Now, The Bad Bad Place is coming out in hardcover. How would you describe this book to those not in the know, and are you proud of your latest collaboration with Mr Hine?

The Bad Bad Place is in many ways a sister book to Lip Hook, though it’s quite different, like its wonkier, more wayward Siamese twin. It was commissioned around the same time and evolved from the same sketchbooks, serialised, chapter by chapter in Meanwhile magazine over some years. It’s the tale of a newly-built town that suddenly has an old old house appear overnight on the edge of it, and the effect the old house has on the residents. It’s a bit madder and broader and more concentrated than our other books. Dave threw out all these challenging images for me to tackle and I’m pretty damn happy with the results. It’s fun: dark, creepy, relentlessly tragic, unpleasant fun!

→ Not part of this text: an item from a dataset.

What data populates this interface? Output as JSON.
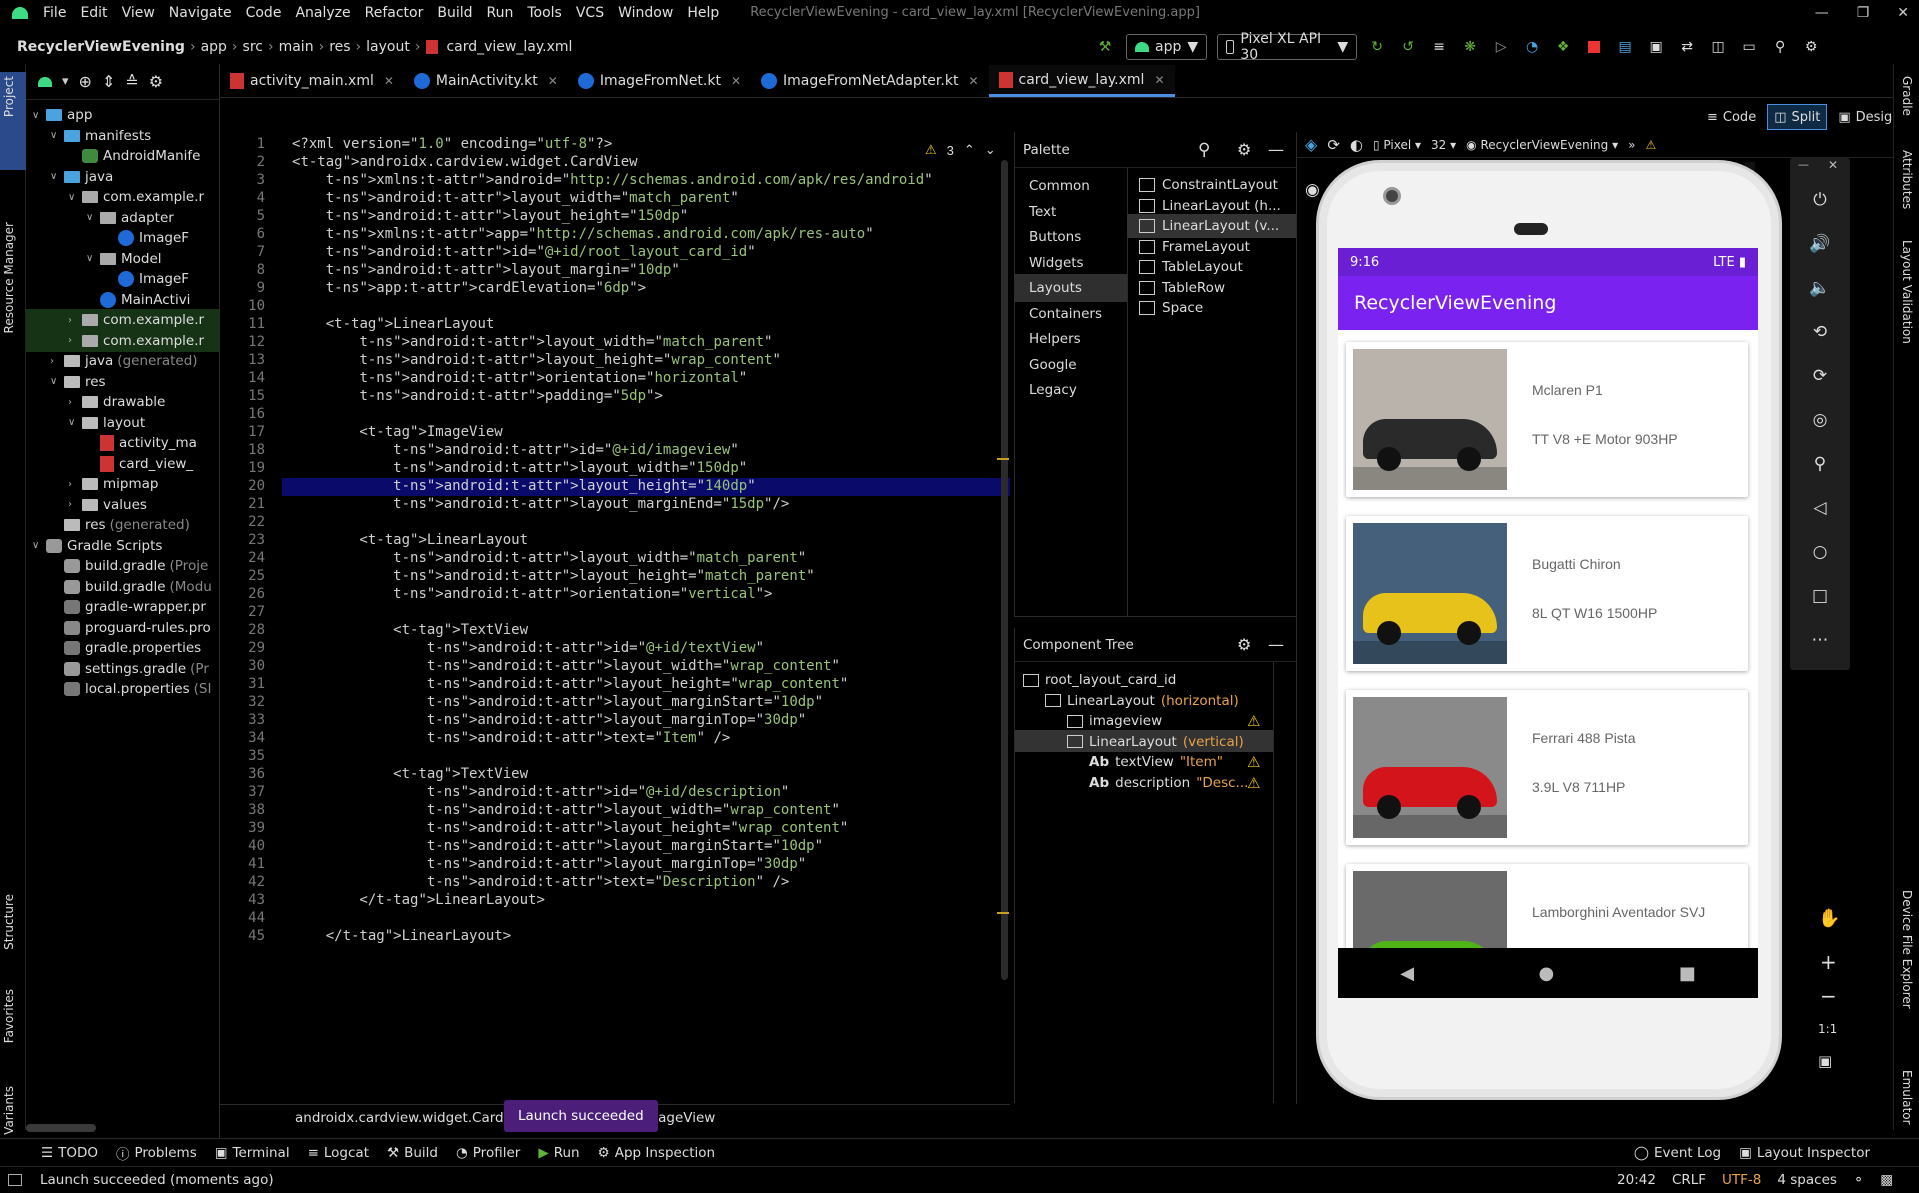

Are you looking forward to Malta Comic Con? What kind of atmosphere are you expecting from the event?

I’ve had friends go to the Con over the years and everybody said it was a sweet, friendly one. I’m very happy to be invited. I think it’s going to be a blast. The guest list is good, the events include swordplay – which can only be a fine thing – and I’m really looking forward to meeting everybody and exploring a bit. Though I hear, for the guests at least, that a frankly unnecessary amount of karaoke is involved, which scares me. As it should everyone...

Mark Stafford will be a guest at the Malta Comic Con, taking place on November 2 and 3 at the MFCC, Ta’ Qali. The Con will be open from 10am to 6pm on November 2 and 11am to 7pm on November 3. For tickets and a full programme, log on to: http://www.maltacomic-con.com/